After testing positive for cannabis in his employment physical, he underwent a four-day, out-of-state evaluation at a cost of $5000 – $6000. Once there, he received a diagnosis of having a severe cannabis dependence. Additionally, a stay for ninety days of inpatient treatment was the recommendation.
The doctor refused the ninety-day treatment and thus had to agree to discontinue his medical practice. The doctor also had no rights to appeal the diagnosis.
Why Isn’t Cannabis Legal Medicine for All?
Regardless of the field we work in, we’re all on this human journey together. The ups and downs of eeking out an existence in a western cultural context are often hard to navigate without help.
Doctors are no different. They too experience deep emotional or physical pain. They are husbands, wives, sons, daughters, and friends, who also have their traumas and losses, just like everyone else.
Just why a system would allow a doctor to prescribe but not medicate with cannabis is difficult to understand. When evidence suggests cannabis helps with a wide variety of health issues, the above cases serve to highlight a severe disconnect among the powers that be.

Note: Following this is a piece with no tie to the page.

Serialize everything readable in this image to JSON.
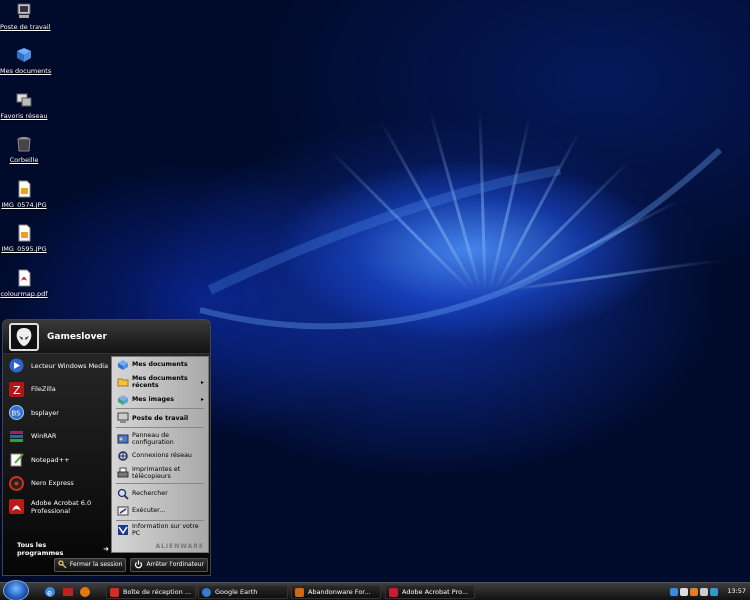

What do the Current Laws Say?
As is the case with many aspects of cannabis law, it’s complicated. Employers in legal jurisdictions generally have little problem with responsible cannabis consumption. However, issues arise if the employer is accepting federal money — something which is hard to avoid when it comes to hospitals.
There are no specific laws that dictate the relationship a doctor can have with the cannabis plant. However, they cannot consume any intoxicating substances on the job, be it cannabis, alcohol or opiates.
With cannabis consumption, ascertaining just what intoxication means isn’t always straightforward. When a physician medicates with cannabis, it will stay in their system for up to a month. In other words, the tests can’t distinguish if consumption occurred yesterday evening, or two weeks ago,
As a Schedule 1 substance, cannabis still remains a forbidden fruit at the federal level. When the establishment still sees cannabis as a vice rather than a medicine, then progress is slowing. With the aversions still present, it just serves to demonstrate the roadblocks that lie ahead toward complete reintegration of this misunderstood plant back into our culture.